Kowalsky went to the Soviet Union with his wife Shulamit. It was his first visit there; culminating years of work on behalf of Soviet Jewry. “I felt that because of the High Holidays this was the most appropriate time to meet Russian Jews. ” Indeed, he found out that thousands of Jews came to the synagogues as these were the only places where they could assemble legally as Jews.
During the High Holy Days, the rabbi preached in three synagogues. On Rosh Hashanah he spoke in Moscow and the week after in Riga. On Yom Kippur, he officiated in Leningrad, the first time in 50 years that a foreign rabbi was allowed to speak in the Leningrad synagogue, Kowalsky said. In Moscow he was asked to speak by Chief Rabbi Yaacov Fishman who is presently hospitalized.

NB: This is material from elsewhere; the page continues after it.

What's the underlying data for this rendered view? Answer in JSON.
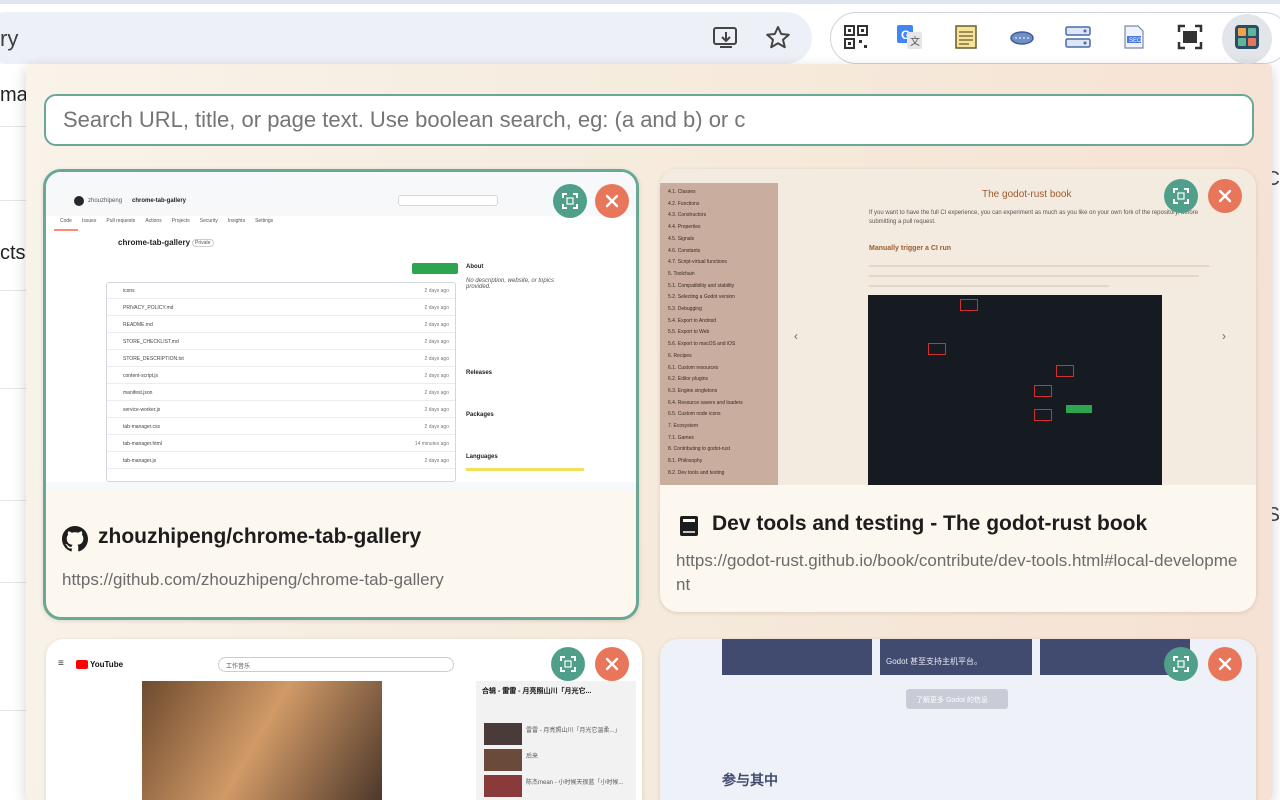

Thousands of Jews attended the services, Kowalsky said, and heard his call for universal peace and a plea for their return to their ancient faith. “Their enthusiastic response was overwhelming, ” he said. “They shed tears of joy upon hearing the words ‘We are one people’ and in union they responded ‘amen.'”
THOUSANDS OF YOUNG JEWS IN SYNAGOGUES
Kowalsky said he was surprised to observe thousands of young people who emerged in each city at the synagogues. “They surrounded the synagogues, praying, singing and dancing to proclaim to all the world to see their bond to their faith, ” he said. “It was more a meeting of Jewish national identification than a religious one. They have no way of identifying other than in this fashion.”
Kowalsky said many Soviet Jews were returning to the study and observance of Torah and ###. “People besieged me with halachic questions, ” he said.
His wife noted that despite their strong Jewish consciousness, many Jews preferred the U.S. to Israel because they felt American Jewry was doing more on their behalf. She said that many Jews, particularly among the older generation, were affected by the strong anti-Israel propaganda. The American rabbi said he was treated “courteously and correctly ” by the Soviet authorities.